China has provided some assistance to North Korea's missile program, U.S. Defence Secretary Leon Panetta said on Thursday, a week after the hermit state's failed rocket launch triggered international condemnation.
Under United Nations Security Council resolutions from 2006 and 2009, states, including China, are banned from helping North Korea with its ballistic missile programme, its nuclear activities as well as supplying heavy weapons.
Beijing has denied it has broken any rules, although a modern missile transporter seen in Sunday's military parade to celebrate the founder of North Korea was said by some western military experts to be of Chinese design and possibly origin.
I'm sure there's been some help coming from China. I don't know, you know, the exact extent of that, Panetta told members of the House Armed Services Committee when asked whether China had been supporting North Korea's missile program through trade and technology exchanges.
North Korea's powerful Asian neighbour is Pyongyang's only major ally, with military and economic ties that date back to the communist origins of the two nations.
Pyongyang has said it was ready to retaliate in the face of widespread condemnation of the failed launch, increasing the likelihood the isolated state will go ahead with a third nuclear test. Late on Thursday it said it had never recognized the UNSC (U.N. Security Council) resolution.
After last week's launch, which the United States said was a disguised long-range missile test but which Pyongyang insists was meant to put a satellite into orbit, the Obama administration said it had suspended a food aid deal.
Pyongyang retorted the food aid was worth a petty amount of money.
BEIJING CALLS FOR DIALOGUE
China has called for dialogue and communication as tensions with North Korea mount and reiterated its long-standing call for a return to regional denuclearisation talks that have been stalled for years.
On Thursday, South Korea said it had added a cruise missile to its arsenal that could hit anywhere in the North, raising the risk that any attack on the South, like the shelling of an island in 2010, would prompt an immediate response.

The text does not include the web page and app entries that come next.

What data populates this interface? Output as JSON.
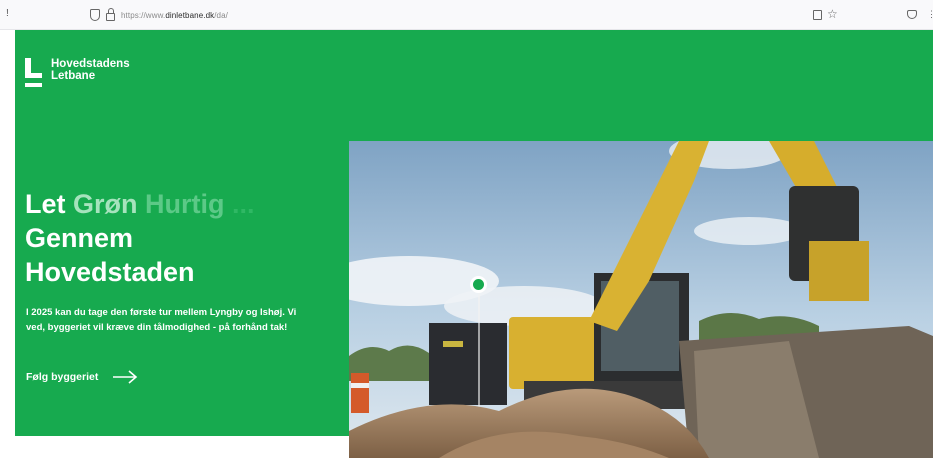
{
  "browser": {
    "nav_glyph": "!",
    "url_scheme": "https://www.",
    "url_host": "dinletbane.dk",
    "url_path": "/da/"
  },
  "hero": {
    "logo_line1": "Hovedstadens",
    "logo_line2": "Letbane",
    "tagline_words": [
      "Let",
      "Grøn",
      "Hurtig",
      "..."
    ],
    "headline_line2": "Gennem",
    "headline_line3": "Hovedstaden",
    "lead": "I 2025 kan du tage den første tur mellem Lyngby og Ishøj. Vi ved, byggeriet vil kræve din tålmodighed - på forhånd tak!",
    "cta_label": "Følg byggeriet"
  },
  "colors": {
    "brand_green": "#17aa4f",
    "text_white": "#ffffff"
  }
}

In Thursday's hearing, Republican Rep. Michael Turner pressed Panetta about a transporter launcher system - essentially a large truck on top of which a missile is mounted - that North Korea showcased during a military parade on Sunday, which he said appeared to be made in China.
Panetta declined to give additional details about any Chinese support for North Korea's missile capabilities in a public setting due to the sensitivity of that information.
But clearly there's been assistance along those lines, the Defence Secretary said.
Panetta said there was no question North Korea's efforts to develop long-range missile and nuclear weapon capability were a threat to the United States. For that reason we take North Korea and their provocative actions very seriously, he said.
And China ought to be urging them to engage in those kinds of ... diplomatic negotiations. We thought we were making some progress and suddenly we're back at provocation, he added.
While the United States was ready to up the pressure on Beijing, officials in South Korea remained wary of upsetting China, which is the largest single export destination for Asia's fourth largest economy.
If it is confirmed (that it is sold by the Chinese), it would be a problem, said a foreign ministry official in Seoul, who did not wish to be named due to the sensitivity of the issue but added that South Korea was not pushing China for an explanation.
(Additional reporting by Jack Kim and David Chance in SEOUL; Editing by Todd Eastham and Jeremy Laurence)